Search the material below for the string "content" and copy each line where it appears.

GIVEN RECORDS >>
--- START ---

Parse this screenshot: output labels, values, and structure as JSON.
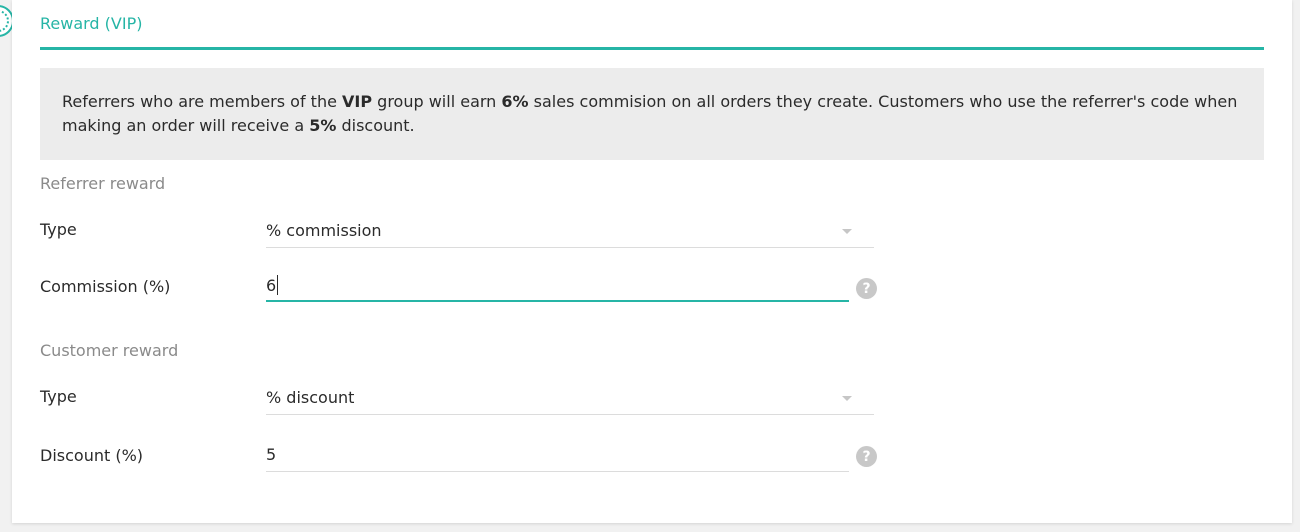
{
  "header": {
    "tab_label": "Reward (VIP)"
  },
  "info": {
    "t1": "Referrers who are members of the ",
    "group": "VIP",
    "t2": " group will earn ",
    "commission": "6%",
    "t3": " sales commision on all orders they create. Customers who use the referrer's code when making an order will receive a ",
    "discount": "5%",
    "t4": " discount."
  },
  "referrer": {
    "section_label": "Referrer reward",
    "type_label": "Type",
    "type_value": "% commission",
    "commission_label": "Commission (%)",
    "commission_value": "6"
  },
  "customer": {
    "section_label": "Customer reward",
    "type_label": "Type",
    "type_value": "% discount",
    "discount_label": "Discount (%)",
    "discount_value": "5"
  },
  "help_glyph": "?",
  "icons": {
    "help": "question-circle-icon",
    "dropdown": "caret-down-icon"
  },
  "colors": {
    "accent": "#26b5a6",
    "info_bg": "#ececec"
  }
}
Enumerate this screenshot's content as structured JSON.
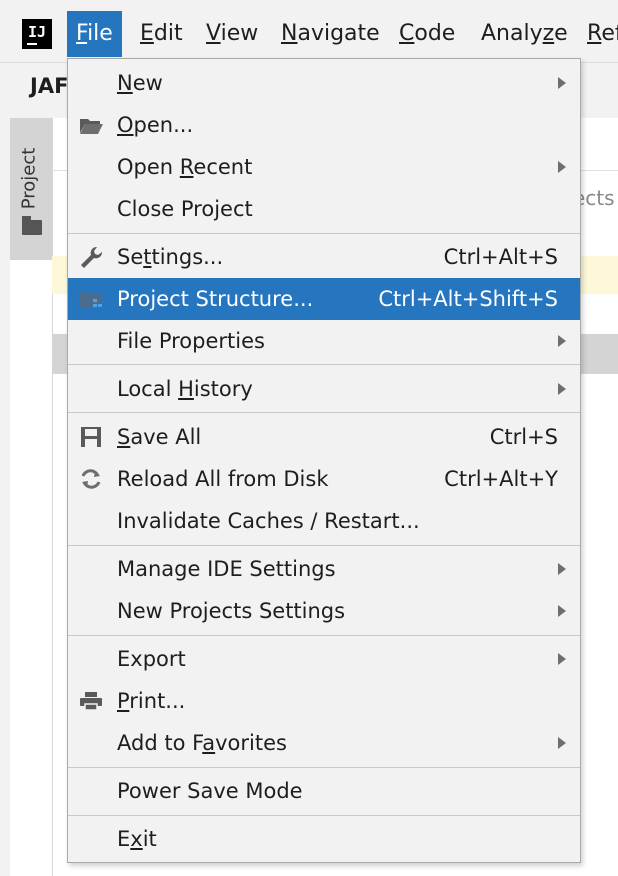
{
  "menubar": {
    "logo": "IJ",
    "menus": [
      {
        "pre": "",
        "mn": "F",
        "post": "ile"
      },
      {
        "pre": "",
        "mn": "E",
        "post": "dit"
      },
      {
        "pre": "",
        "mn": "V",
        "post": "iew"
      },
      {
        "pre": "",
        "mn": "N",
        "post": "avigate"
      },
      {
        "pre": "",
        "mn": "C",
        "post": "ode"
      },
      {
        "pre": "Analy",
        "mn": "z",
        "post": "e"
      },
      {
        "pre": "",
        "mn": "R",
        "post": "ef"
      }
    ]
  },
  "background": {
    "project_name": "JAF",
    "project_tab": "Project",
    "partial_text": "ects"
  },
  "file_menu": {
    "items": [
      {
        "pre": "",
        "mn": "N",
        "post": "ew",
        "shortcut": "",
        "submenu": true,
        "icon": ""
      },
      {
        "pre": "",
        "mn": "O",
        "post": "pen...",
        "shortcut": "",
        "submenu": false,
        "icon": "open-folder-icon"
      },
      {
        "pre": "Open ",
        "mn": "R",
        "post": "ecent",
        "shortcut": "",
        "submenu": true,
        "icon": ""
      },
      {
        "pre": "Close Project",
        "mn": "",
        "post": "",
        "shortcut": "",
        "submenu": false,
        "icon": ""
      },
      {
        "pre": "Se",
        "mn": "t",
        "post": "tings...",
        "shortcut": "Ctrl+Alt+S",
        "submenu": false,
        "icon": "wrench-icon"
      },
      {
        "pre": "Project Structure...",
        "mn": "",
        "post": "",
        "shortcut": "Ctrl+Alt+Shift+S",
        "submenu": false,
        "icon": "project-structure-icon"
      },
      {
        "pre": "File Properties",
        "mn": "",
        "post": "",
        "shortcut": "",
        "submenu": true,
        "icon": ""
      },
      {
        "pre": "Local ",
        "mn": "H",
        "post": "istory",
        "shortcut": "",
        "submenu": true,
        "icon": ""
      },
      {
        "pre": "",
        "mn": "S",
        "post": "ave All",
        "shortcut": "Ctrl+S",
        "submenu": false,
        "icon": "save-icon"
      },
      {
        "pre": "Reload All from Disk",
        "mn": "",
        "post": "",
        "shortcut": "Ctrl+Alt+Y",
        "submenu": false,
        "icon": "reload-icon"
      },
      {
        "pre": "Invalidate Caches / Restart...",
        "mn": "",
        "post": "",
        "shortcut": "",
        "submenu": false,
        "icon": ""
      },
      {
        "pre": "Manage IDE Settings",
        "mn": "",
        "post": "",
        "shortcut": "",
        "submenu": true,
        "icon": ""
      },
      {
        "pre": "New Projects Settings",
        "mn": "",
        "post": "",
        "shortcut": "",
        "submenu": true,
        "icon": ""
      },
      {
        "pre": "Export",
        "mn": "",
        "post": "",
        "shortcut": "",
        "submenu": true,
        "icon": ""
      },
      {
        "pre": "",
        "mn": "P",
        "post": "rint...",
        "shortcut": "",
        "submenu": false,
        "icon": "print-icon"
      },
      {
        "pre": "Add to F",
        "mn": "a",
        "post": "vorites",
        "shortcut": "",
        "submenu": true,
        "icon": ""
      },
      {
        "pre": "Power Save Mode",
        "mn": "",
        "post": "",
        "shortcut": "",
        "submenu": false,
        "icon": ""
      },
      {
        "pre": "E",
        "mn": "x",
        "post": "it",
        "shortcut": "",
        "submenu": false,
        "icon": ""
      }
    ]
  },
  "colors": {
    "accent": "#2675bf",
    "menu_bg": "#f2f2f2"
  }
}
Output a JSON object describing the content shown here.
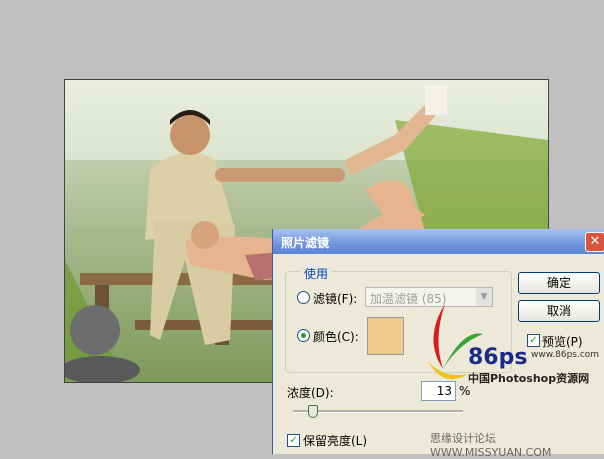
{
  "dialog": {
    "title": "照片滤镜",
    "close": "✕",
    "use_group": "使用",
    "filter_label": "滤镜(F):",
    "filter_value": "加温滤镜 (85)",
    "color_label": "颜色(C):",
    "swatch_color": "#f0c98e",
    "ok": "确定",
    "cancel": "取消",
    "preview": "预览(P)",
    "density_label": "浓度(D):",
    "density_value": "13",
    "density_unit": "%",
    "density_level_percent": 13,
    "preserve": "保留亮度(L)"
  },
  "watermark": {
    "logo_text": "86ps",
    "url": "www.86ps.com",
    "site_cn": "中国Photoshop资源网",
    "forum": "思缘设计论坛 WWW.MISSYUAN.COM"
  },
  "colors": {
    "accent": "#0046d5",
    "radio_dot": "#21a121",
    "title_gradient": "#5d84d3"
  }
}
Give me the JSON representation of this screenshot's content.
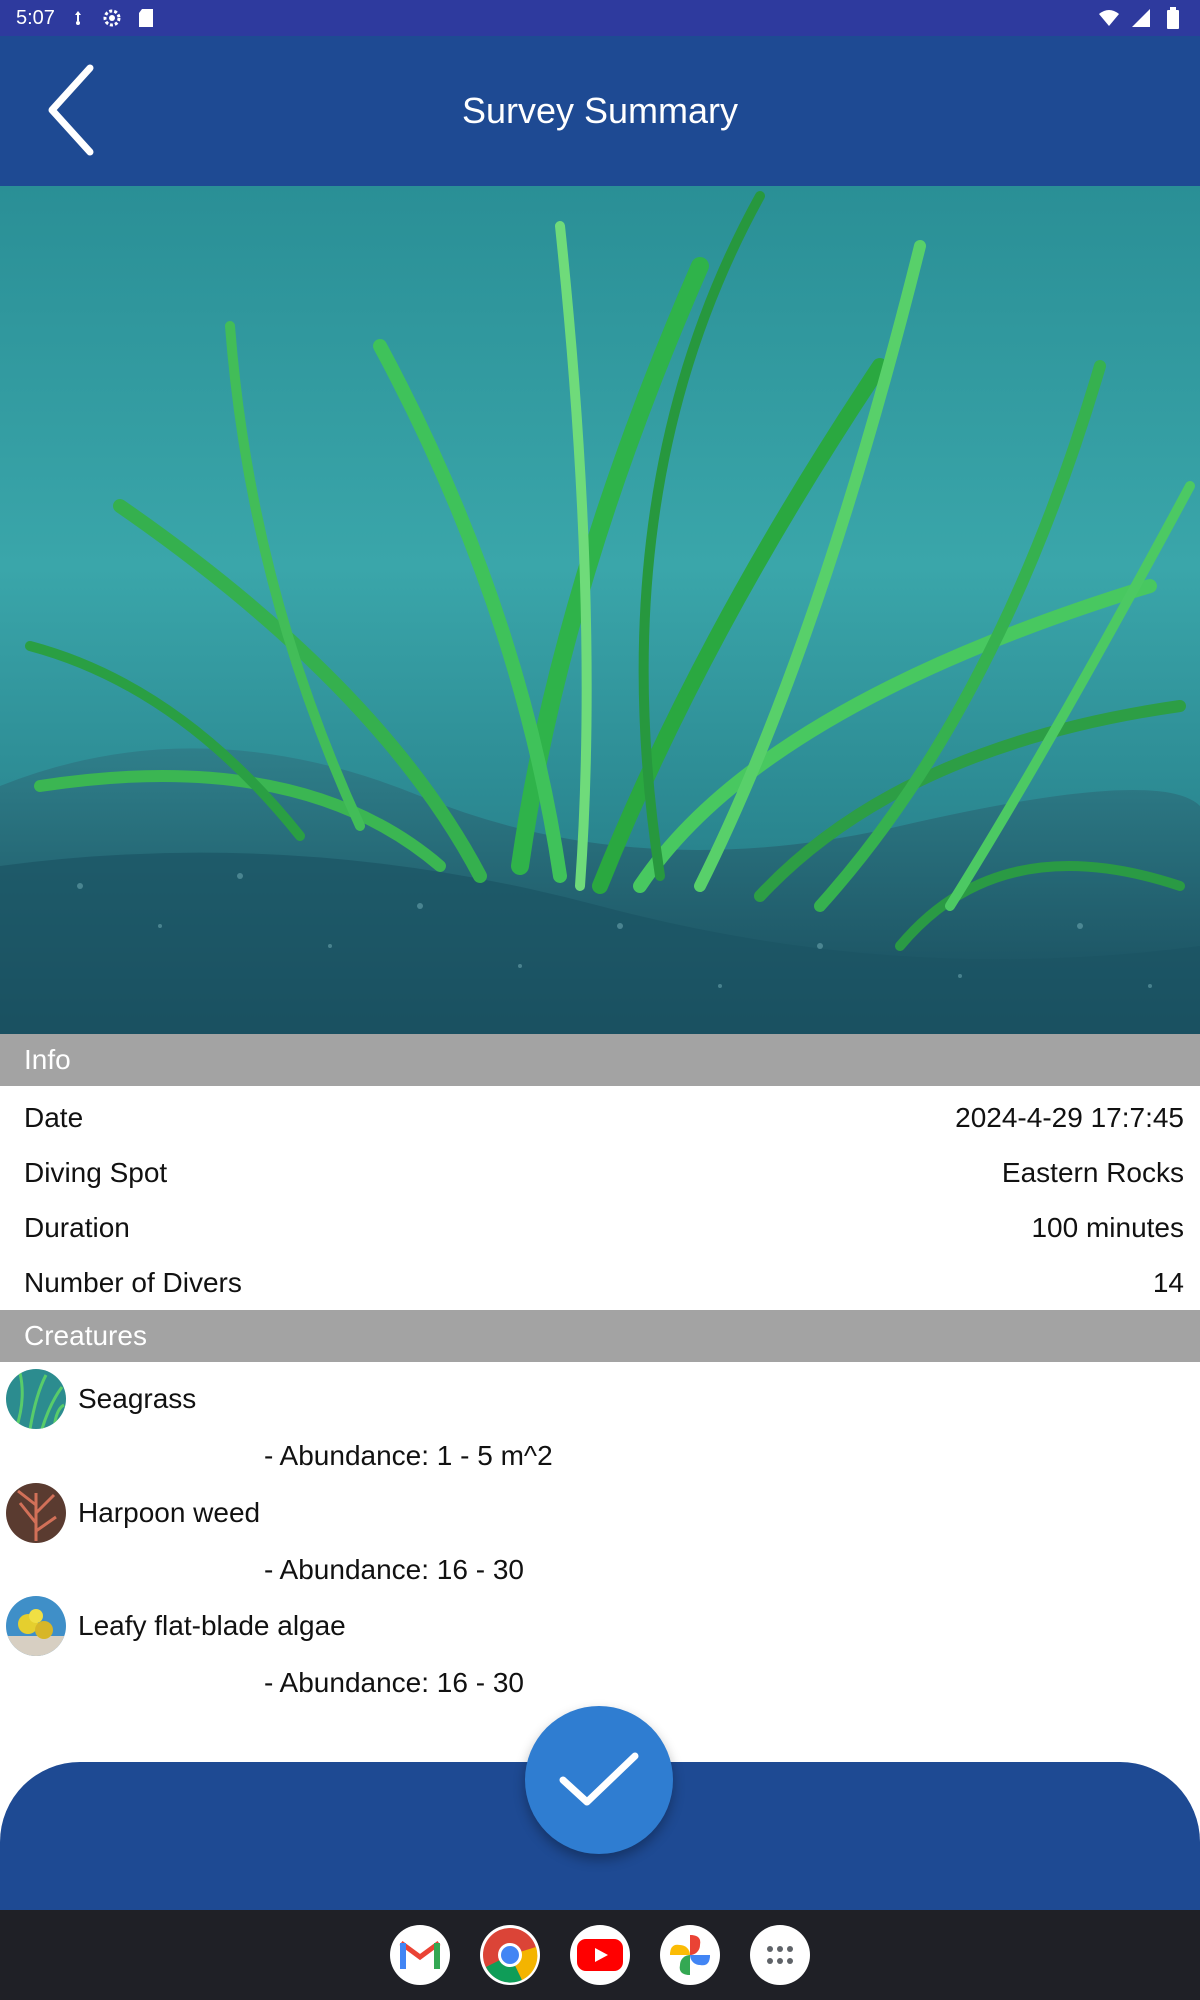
{
  "status_bar": {
    "time": "5:07",
    "icons_left": [
      "usb-debug-icon",
      "settings-icon",
      "sd-card-icon"
    ],
    "icons_right": [
      "wifi-icon",
      "signal-icon",
      "battery-icon"
    ]
  },
  "app_bar": {
    "title": "Survey Summary",
    "back_icon": "chevron-left-icon"
  },
  "hero": {
    "description_icon": "seagrass-photo"
  },
  "info": {
    "header": "Info",
    "rows": [
      {
        "label": "Date",
        "value": "2024-4-29 17:7:45"
      },
      {
        "label": "Diving Spot",
        "value": "Eastern Rocks"
      },
      {
        "label": "Duration",
        "value": "100 minutes"
      },
      {
        "label": "Number of Divers",
        "value": "14"
      }
    ]
  },
  "creatures": {
    "header": "Creatures",
    "items": [
      {
        "name": "Seagrass",
        "abundance": "- Abundance: 1 - 5 m^2",
        "thumb_color": "#2f8f7a"
      },
      {
        "name": "Harpoon weed",
        "abundance": "- Abundance: 16 - 30",
        "thumb_color": "#a8523d"
      },
      {
        "name": "Leafy flat-blade algae",
        "abundance": "- Abundance: 16 - 30",
        "thumb_color": "#d4c23a"
      }
    ]
  },
  "fab": {
    "icon": "check-icon"
  },
  "dock": {
    "apps": [
      "gmail-icon",
      "chrome-icon",
      "youtube-icon",
      "photos-icon",
      "app-drawer-icon"
    ]
  },
  "colors": {
    "status_bar": "#2e3a9e",
    "app_bar": "#1e4a93",
    "section_header": "#a3a3a3",
    "fab": "#2f7dd1",
    "dock": "#1f2026"
  }
}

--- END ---

YOUR SOLUTION >>
Enumerate this screenshot's content as structured JSON.
Output a JSON object describing the content shown here.
Give me the JSON representation of this screenshot's content.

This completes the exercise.